 > > showing that the snouts of baryonychines are functionally
 > > equivalent to those of gavials rather than alligators or
 > > "classic" theropods.
 > 
 > Is this really all that surprising? I mean, it's not as if they are
 > morphologically similar to other theropods or alligators, and they
 > do look very like gavials.

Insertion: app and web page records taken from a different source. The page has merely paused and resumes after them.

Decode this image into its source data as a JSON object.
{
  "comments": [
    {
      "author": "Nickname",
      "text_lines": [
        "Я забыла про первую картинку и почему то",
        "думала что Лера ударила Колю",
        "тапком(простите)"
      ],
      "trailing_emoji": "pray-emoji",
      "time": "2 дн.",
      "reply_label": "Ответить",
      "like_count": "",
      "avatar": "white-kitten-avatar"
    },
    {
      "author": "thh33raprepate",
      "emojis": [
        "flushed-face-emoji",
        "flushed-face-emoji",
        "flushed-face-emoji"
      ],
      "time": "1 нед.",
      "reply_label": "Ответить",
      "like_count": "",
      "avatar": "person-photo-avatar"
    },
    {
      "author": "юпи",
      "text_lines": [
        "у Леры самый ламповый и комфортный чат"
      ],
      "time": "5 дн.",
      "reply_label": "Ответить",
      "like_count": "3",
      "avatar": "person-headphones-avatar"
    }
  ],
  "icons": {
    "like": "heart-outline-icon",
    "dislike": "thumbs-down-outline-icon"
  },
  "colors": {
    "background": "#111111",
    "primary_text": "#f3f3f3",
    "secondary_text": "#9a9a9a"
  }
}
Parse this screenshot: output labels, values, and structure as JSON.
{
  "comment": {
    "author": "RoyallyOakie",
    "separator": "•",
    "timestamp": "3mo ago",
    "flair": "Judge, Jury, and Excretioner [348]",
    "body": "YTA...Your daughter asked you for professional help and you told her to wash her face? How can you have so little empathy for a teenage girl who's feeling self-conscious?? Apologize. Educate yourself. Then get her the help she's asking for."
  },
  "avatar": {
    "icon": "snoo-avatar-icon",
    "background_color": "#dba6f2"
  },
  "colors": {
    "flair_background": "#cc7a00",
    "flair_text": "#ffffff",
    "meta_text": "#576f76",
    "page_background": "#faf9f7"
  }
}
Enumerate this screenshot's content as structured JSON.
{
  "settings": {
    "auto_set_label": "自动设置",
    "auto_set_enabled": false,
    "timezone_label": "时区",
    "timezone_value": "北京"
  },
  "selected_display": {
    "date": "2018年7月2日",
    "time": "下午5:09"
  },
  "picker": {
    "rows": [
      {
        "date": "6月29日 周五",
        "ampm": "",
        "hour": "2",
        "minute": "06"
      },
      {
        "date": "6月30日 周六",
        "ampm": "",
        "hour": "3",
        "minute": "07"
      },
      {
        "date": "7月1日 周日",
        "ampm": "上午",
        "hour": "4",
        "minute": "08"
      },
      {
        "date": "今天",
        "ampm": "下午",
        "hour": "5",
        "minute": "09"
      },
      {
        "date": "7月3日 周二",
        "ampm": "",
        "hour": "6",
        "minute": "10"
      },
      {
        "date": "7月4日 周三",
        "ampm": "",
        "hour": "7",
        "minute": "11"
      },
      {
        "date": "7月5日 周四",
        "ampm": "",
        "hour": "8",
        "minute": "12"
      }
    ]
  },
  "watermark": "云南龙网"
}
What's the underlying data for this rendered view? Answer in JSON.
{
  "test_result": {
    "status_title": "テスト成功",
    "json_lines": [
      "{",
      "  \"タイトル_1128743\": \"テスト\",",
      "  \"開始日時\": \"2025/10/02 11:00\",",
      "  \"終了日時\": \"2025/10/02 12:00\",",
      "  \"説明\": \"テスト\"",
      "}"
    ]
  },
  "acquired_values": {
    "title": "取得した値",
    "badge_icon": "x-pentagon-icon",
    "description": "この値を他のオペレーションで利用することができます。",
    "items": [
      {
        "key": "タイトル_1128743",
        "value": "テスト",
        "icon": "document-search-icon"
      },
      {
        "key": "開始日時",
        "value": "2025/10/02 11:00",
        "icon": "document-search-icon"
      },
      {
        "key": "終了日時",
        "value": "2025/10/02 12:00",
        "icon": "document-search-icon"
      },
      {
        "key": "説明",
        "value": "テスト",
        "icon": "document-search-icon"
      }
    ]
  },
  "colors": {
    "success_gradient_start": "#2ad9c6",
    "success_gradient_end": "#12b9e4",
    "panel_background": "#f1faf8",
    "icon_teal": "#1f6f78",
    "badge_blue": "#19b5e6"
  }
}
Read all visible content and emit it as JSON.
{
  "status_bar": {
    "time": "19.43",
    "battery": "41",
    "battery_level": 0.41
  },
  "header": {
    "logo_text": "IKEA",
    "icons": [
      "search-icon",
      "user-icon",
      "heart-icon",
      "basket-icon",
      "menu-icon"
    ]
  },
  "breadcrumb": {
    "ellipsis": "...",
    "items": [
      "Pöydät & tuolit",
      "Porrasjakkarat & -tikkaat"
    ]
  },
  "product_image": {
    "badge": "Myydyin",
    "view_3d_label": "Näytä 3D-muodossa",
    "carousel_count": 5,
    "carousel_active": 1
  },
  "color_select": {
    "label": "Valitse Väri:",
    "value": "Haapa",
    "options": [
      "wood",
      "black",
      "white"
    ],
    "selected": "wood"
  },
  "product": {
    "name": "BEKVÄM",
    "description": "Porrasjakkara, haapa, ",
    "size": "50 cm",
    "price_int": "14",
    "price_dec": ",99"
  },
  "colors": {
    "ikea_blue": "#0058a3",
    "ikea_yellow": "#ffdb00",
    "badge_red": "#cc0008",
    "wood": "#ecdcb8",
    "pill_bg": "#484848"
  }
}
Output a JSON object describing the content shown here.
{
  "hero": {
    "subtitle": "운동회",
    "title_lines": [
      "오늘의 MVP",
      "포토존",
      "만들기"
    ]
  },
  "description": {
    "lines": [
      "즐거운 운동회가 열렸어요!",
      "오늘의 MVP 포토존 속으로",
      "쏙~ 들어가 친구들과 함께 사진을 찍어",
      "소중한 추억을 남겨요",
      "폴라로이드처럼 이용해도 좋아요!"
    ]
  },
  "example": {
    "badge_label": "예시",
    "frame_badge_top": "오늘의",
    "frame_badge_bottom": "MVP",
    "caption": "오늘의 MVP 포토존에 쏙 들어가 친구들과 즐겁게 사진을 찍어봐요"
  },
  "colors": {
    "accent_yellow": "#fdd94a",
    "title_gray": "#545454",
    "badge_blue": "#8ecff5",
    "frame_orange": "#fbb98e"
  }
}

You can see the similarity just looking
 > at the bones.

OK, I oversimplified pretty drastically here.  Let's see how well I
can remember Emily's talk.

Unsurprisingly, it was based on FEA.  It used four skull models: an
extant alligator, extant gavial, _Baryonyx_ and a sort of idealised
generic theropod.  Among these animals, the extant crocodylians and
_Baryonyx_ have secondary palates IIRC, whereas the typical theropod
lacks them.  Further, the crocs have lost their antorbital fenestra,
which is retained in generic theropods and greatly reduced in
_Baryonyx_ (I think -- as I write this, I don't have access to any
materials.)

The study consisted of testing the peak loads induced by biting both
symmetrically and asymmetrically (only one side of the jaw) at three
different places; and then re-running the analyses having added
palates to those models that lacked them and taken them out from those
that had them; and then doing the same with the AOFs.  Emily showed
graphs indicating how much difference the presence and absence of
these two features makes to the skull's resistance to symmetrical and
asymmetrical bending in each of the four taxa.

I didn't take notes so I can't give you full results; but I can tell
you that they were surprising.  Adding a palate or filling in the AOF
of the generic theropod would significantly improve strength, yet
these animals did not evolve such features.  Conversely, removing the
palate or adding an AOF to alligators did NOT significantly reduce
strength, yet they _did_ evolve them.  Garials and _Baryonyx_ did gain
significant strength from the addition of the palate, and from the
absence or reduction of the AOF, so in this sense they are similar.

There's a lot more, but that's the outline.  I have to stop now, my
plane's about to land :-)

 _/|_    ___________________________________________________________________
/o ) \/  Mike Taylor  <mike@miketaylor.org.uk>  http://www.miketaylor.org.uk
)_v__/\  Archosaurs rule!